---------- RECORDS SHOWN
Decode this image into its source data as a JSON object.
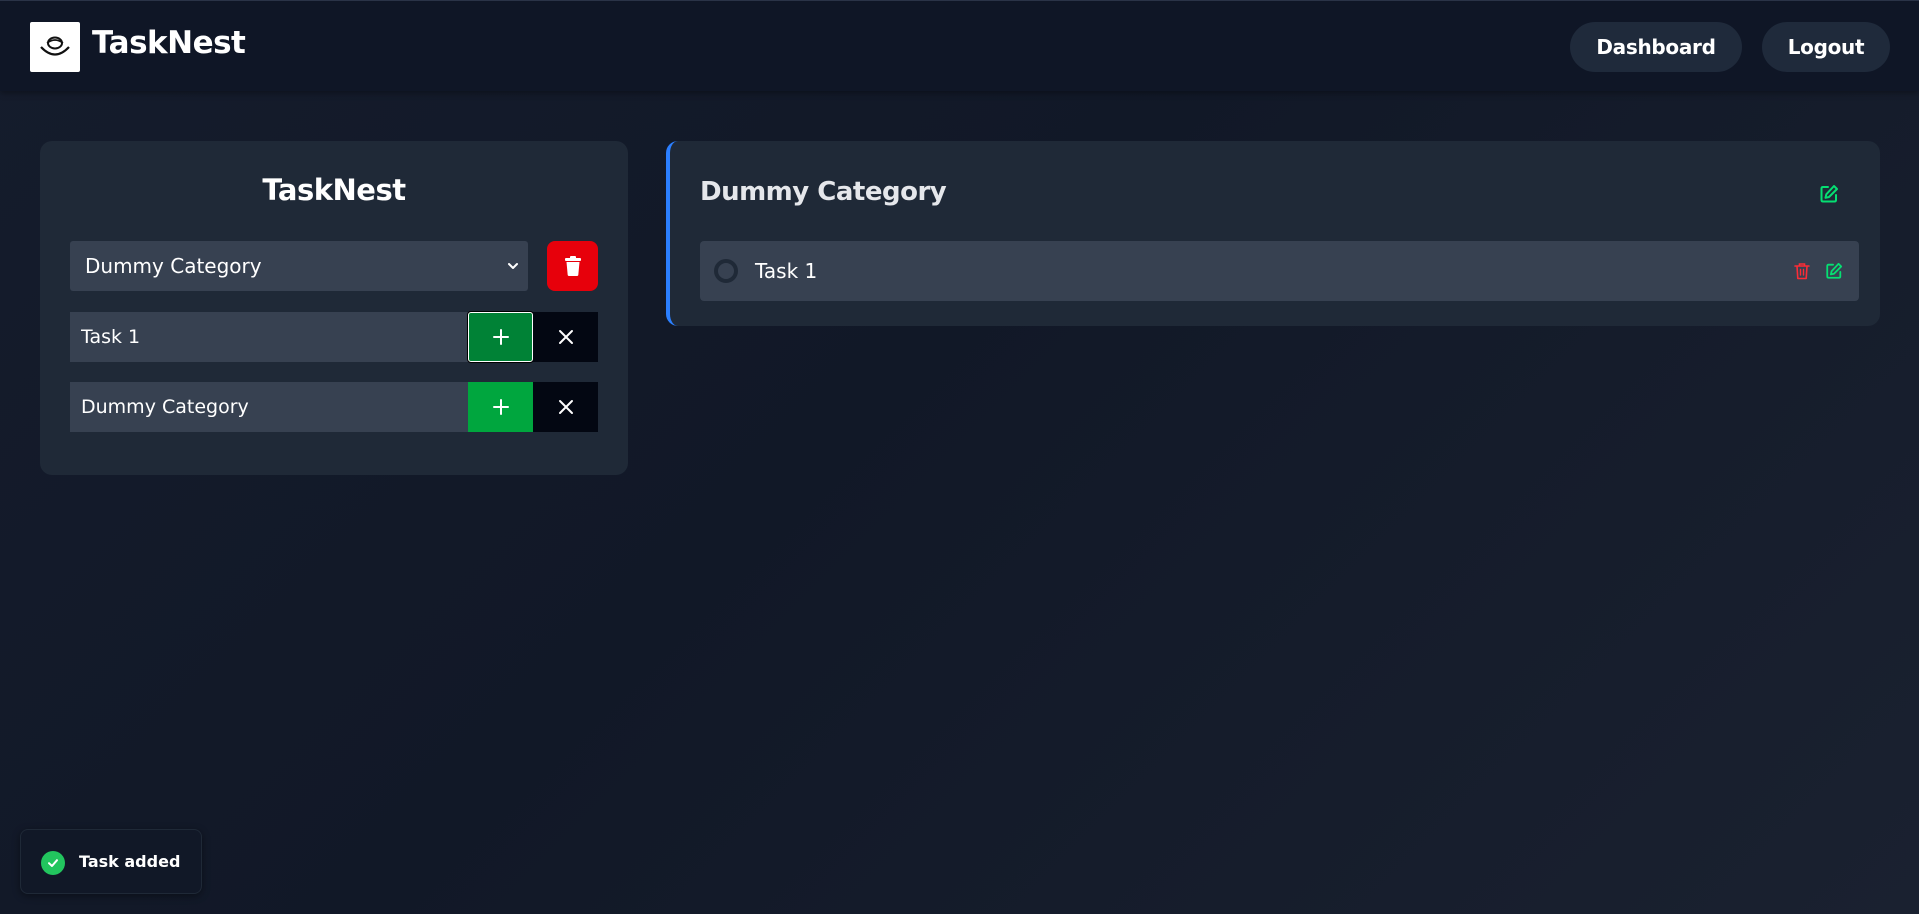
{
  "header": {
    "brand": "TaskNest",
    "nav": {
      "dashboard_label": "Dashboard",
      "logout_label": "Logout"
    }
  },
  "sidebar": {
    "title": "TaskNest",
    "category_select": {
      "selected": "Dummy Category"
    },
    "task_input": {
      "value": "Task 1"
    },
    "category_input": {
      "value": "Dummy Category"
    }
  },
  "category": {
    "name": "Dummy Category",
    "tasks": [
      {
        "label": "Task 1",
        "done": false
      }
    ]
  },
  "toast": {
    "message": "Task added"
  },
  "icons": {
    "logo": "nest-logo-icon",
    "delete": "trash-icon",
    "add": "plus-icon",
    "clear": "close-icon",
    "edit": "edit-icon",
    "toast": "check-circle-icon",
    "select": "chevron-down-icon"
  },
  "colors": {
    "accent_blue": "#2b7fff",
    "add_green": "#00a63e",
    "delete_red": "#e7000b",
    "edit_green": "#05df72",
    "task_delete_red": "#fb2c36",
    "toast_green": "#22c55e"
  }
}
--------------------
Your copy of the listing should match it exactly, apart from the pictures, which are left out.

Decode this image into its source data as a JSON object.
{
  "header": {
    "brand": "TaskNest",
    "nav": {
      "dashboard_label": "Dashboard",
      "logout_label": "Logout"
    }
  },
  "sidebar": {
    "title": "TaskNest",
    "category_select": {
      "selected": "Dummy Category"
    },
    "task_input": {
      "value": "Task 1"
    },
    "category_input": {
      "value": "Dummy Category"
    }
  },
  "category": {
    "name": "Dummy Category",
    "tasks": [
      {
        "label": "Task 1",
        "done": false
      }
    ]
  },
  "toast": {
    "message": "Task added"
  },
  "icons": {
    "logo": "nest-logo-icon",
    "delete": "trash-icon",
    "add": "plus-icon",
    "clear": "close-icon",
    "edit": "edit-icon",
    "toast": "check-circle-icon",
    "select": "chevron-down-icon"
  },
  "colors": {
    "accent_blue": "#2b7fff",
    "add_green": "#00a63e",
    "delete_red": "#e7000b",
    "edit_green": "#05df72",
    "task_delete_red": "#fb2c36",
    "toast_green": "#22c55e"
  }
}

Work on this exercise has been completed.